▸ **What the exercise asks**
The word "haiwaiym" occurs in some lines of the data. Return each such line.

Data for analysis Block Start

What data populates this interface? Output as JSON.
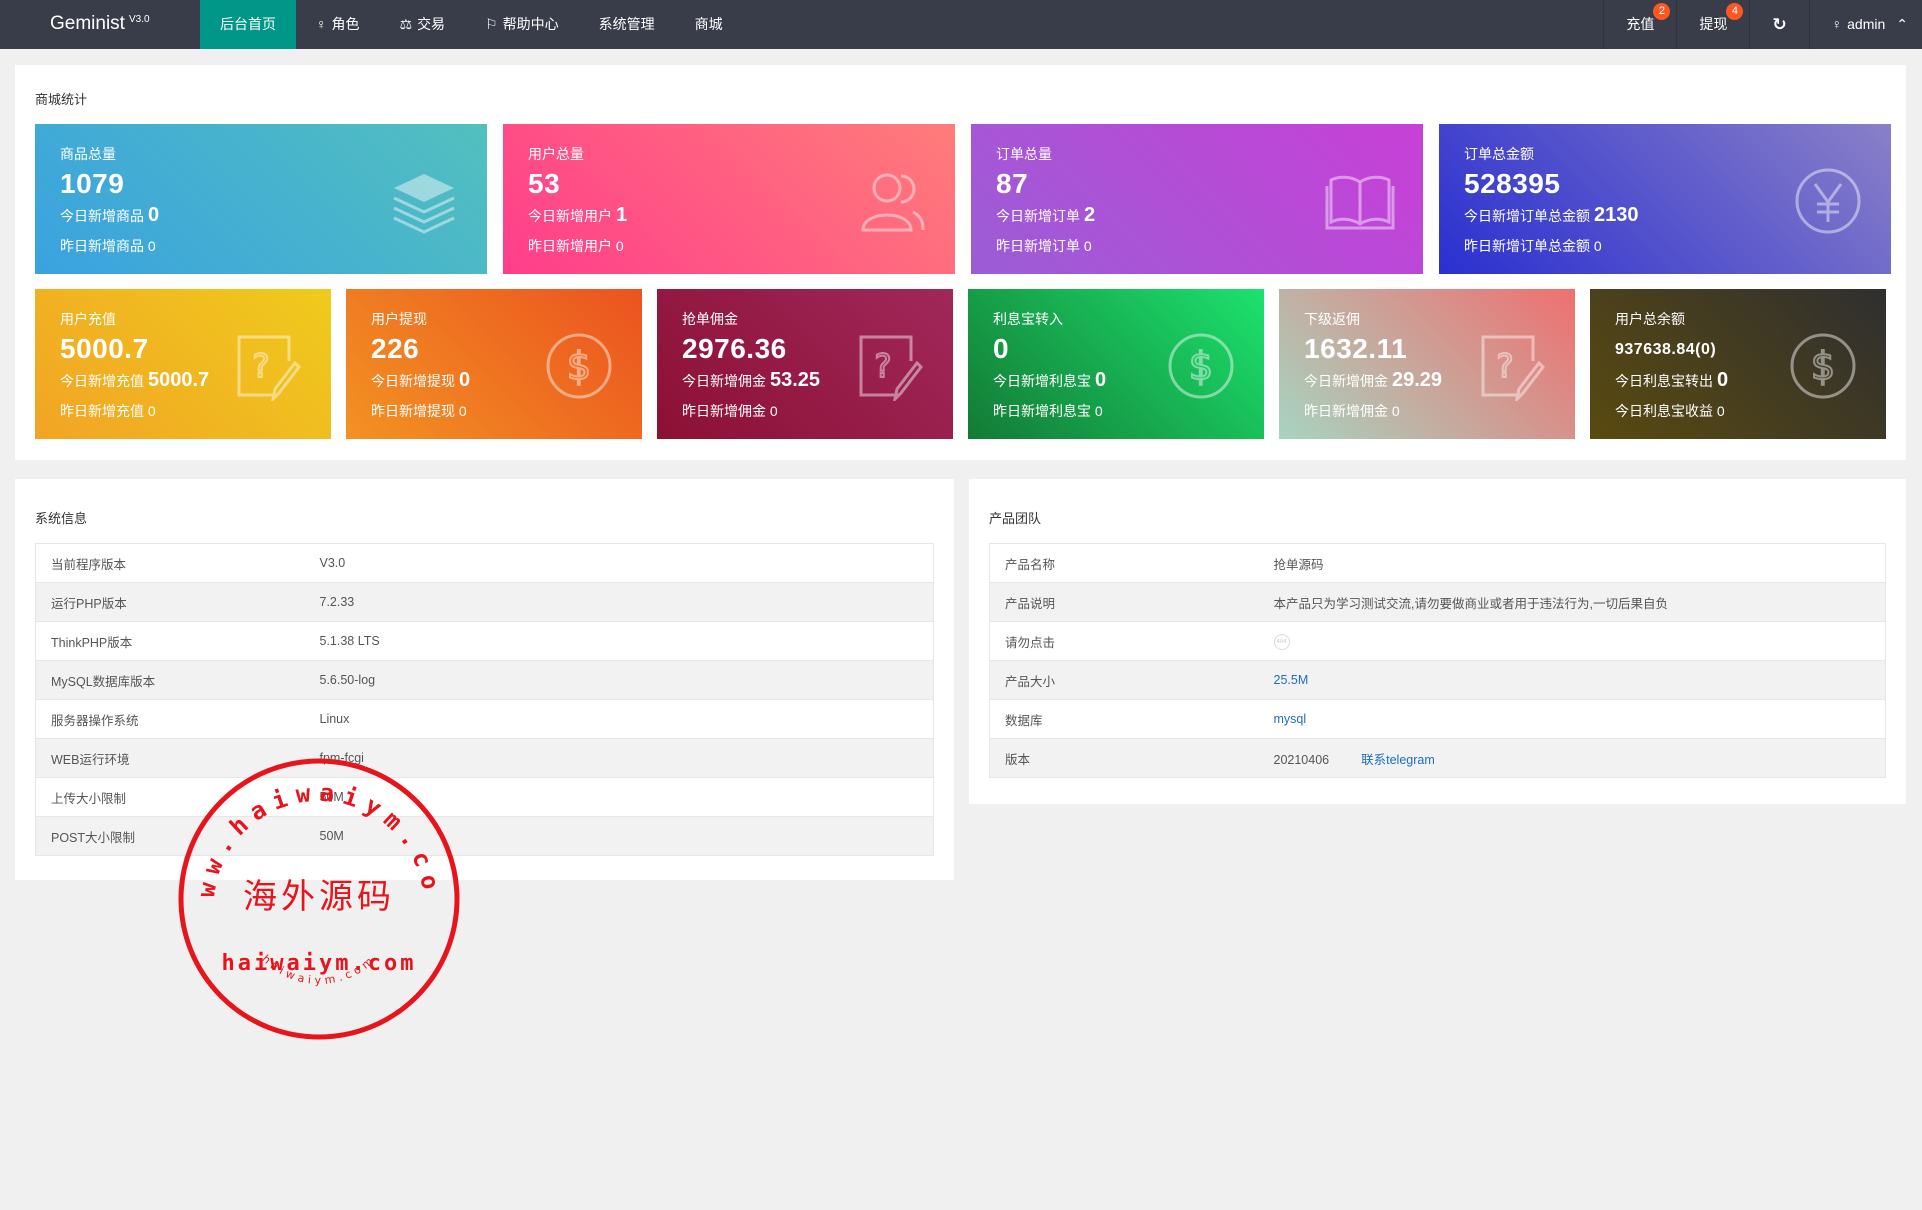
{
  "nav": {
    "logo": "Geminist",
    "version": "V3.0",
    "menu": [
      {
        "label": "后台首页",
        "icon": "home"
      },
      {
        "label": "角色",
        "icon": "user-icon"
      },
      {
        "label": "交易",
        "icon": "scale-icon"
      },
      {
        "label": "帮助中心",
        "icon": "flag-icon"
      },
      {
        "label": "系统管理",
        "icon": ""
      },
      {
        "label": "商城",
        "icon": ""
      }
    ],
    "recharge": {
      "label": "充值",
      "badge": "2"
    },
    "withdraw": {
      "label": "提现",
      "badge": "4"
    },
    "user": "admin"
  },
  "stats": {
    "title": "商城统计",
    "cards": [
      {
        "title": "商品总量",
        "value": "1079",
        "s1_label": "今日新增商品",
        "s1_value": "0",
        "s2": "昨日新增商品 0",
        "icon": "layers-icon",
        "colors": [
          "#3aa2e0",
          "#52c0bf"
        ]
      },
      {
        "title": "用户总量",
        "value": "53",
        "s1_label": "今日新增用户",
        "s1_value": "1",
        "s2": "昨日新增用户 0",
        "icon": "users-icon",
        "colors": [
          "#ff3d8b",
          "#ff7d7a"
        ]
      },
      {
        "title": "订单总量",
        "value": "87",
        "s1_label": "今日新增订单",
        "s1_value": "2",
        "s2": "昨日新增订单 0",
        "icon": "book-icon",
        "colors": [
          "#9b5dd6",
          "#c840d7"
        ]
      },
      {
        "title": "订单总金额",
        "value": "528395",
        "s1_label": "今日新增订单总金额",
        "s1_value": "2130",
        "s2": "昨日新增订单总金额 0",
        "icon": "yen-icon",
        "colors": [
          "#2a2fd0",
          "#8a80c8"
        ]
      },
      {
        "title": "用户充值",
        "value": "5000.7",
        "s1_label": "今日新增充值",
        "s1_value": "5000.7",
        "s2": "昨日新增充值 0",
        "icon": "help-edit-icon",
        "colors": [
          "#f2a425",
          "#efcb1c"
        ]
      },
      {
        "title": "用户提现",
        "value": "226",
        "s1_label": "今日新增提现",
        "s1_value": "0",
        "s2": "昨日新增提现 0",
        "icon": "dollar-icon",
        "colors": [
          "#f39223",
          "#eb531f"
        ]
      },
      {
        "title": "抢单佣金",
        "value": "2976.36",
        "s1_label": "今日新增佣金",
        "s1_value": "53.25",
        "s2": "昨日新增佣金 0",
        "icon": "help-edit-icon",
        "colors": [
          "#8c1035",
          "#a0285a"
        ]
      },
      {
        "title": "利息宝转入",
        "value": "0",
        "s1_label": "今日新增利息宝",
        "s1_value": "0",
        "s2": "昨日新增利息宝 0",
        "icon": "dollar-icon",
        "colors": [
          "#137a34",
          "#1ce26e"
        ]
      },
      {
        "title": "下级返佣",
        "value": "1632.11",
        "s1_label": "今日新增佣金",
        "s1_value": "29.29",
        "s2": "昨日新增佣金 0",
        "icon": "help-edit-icon",
        "colors": [
          "#a7d4c0",
          "#ef7070"
        ]
      },
      {
        "title": "用户总余额",
        "value": "937638.84(0)",
        "s1_label": "今日利息宝转出",
        "s1_value": "0",
        "s2": "今日利息宝收益 0",
        "icon": "dollar-icon",
        "colors": [
          "#5a4a10",
          "#2f2f2f"
        ]
      }
    ]
  },
  "sysinfo": {
    "title": "系统信息",
    "rows": [
      [
        "当前程序版本",
        "V3.0"
      ],
      [
        "运行PHP版本",
        "7.2.33"
      ],
      [
        "ThinkPHP版本",
        "5.1.38 LTS"
      ],
      [
        "MySQL数据库版本",
        "5.6.50-log"
      ],
      [
        "服务器操作系统",
        "Linux"
      ],
      [
        "WEB运行环境",
        "fpm-fcgi"
      ],
      [
        "上传大小限制",
        "50M"
      ],
      [
        "POST大小限制",
        "50M"
      ]
    ]
  },
  "team": {
    "title": "产品团队",
    "rows": [
      [
        "产品名称",
        "抢单源码"
      ],
      [
        "产品说明",
        "本产品只为学习测试交流,请勿要做商业或者用于违法行为,一切后果自负"
      ],
      [
        "请勿点击",
        ""
      ],
      [
        "产品大小",
        "25.5M"
      ],
      [
        "数据库",
        "mysql"
      ],
      [
        "版本",
        "20210406"
      ]
    ],
    "contact": "联系telegram"
  },
  "watermark": {
    "top": "www.haiwaiym.com",
    "center": "海外源码",
    "bottom": "haiwaiym.com",
    "small": "haiwaiym.com",
    "color": "#e8141b"
  }
}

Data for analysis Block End

▸ **Exercise response**
    "top": "www.haiwaiym.com",
    "bottom": "haiwaiym.com",
    "small": "haiwaiym.com",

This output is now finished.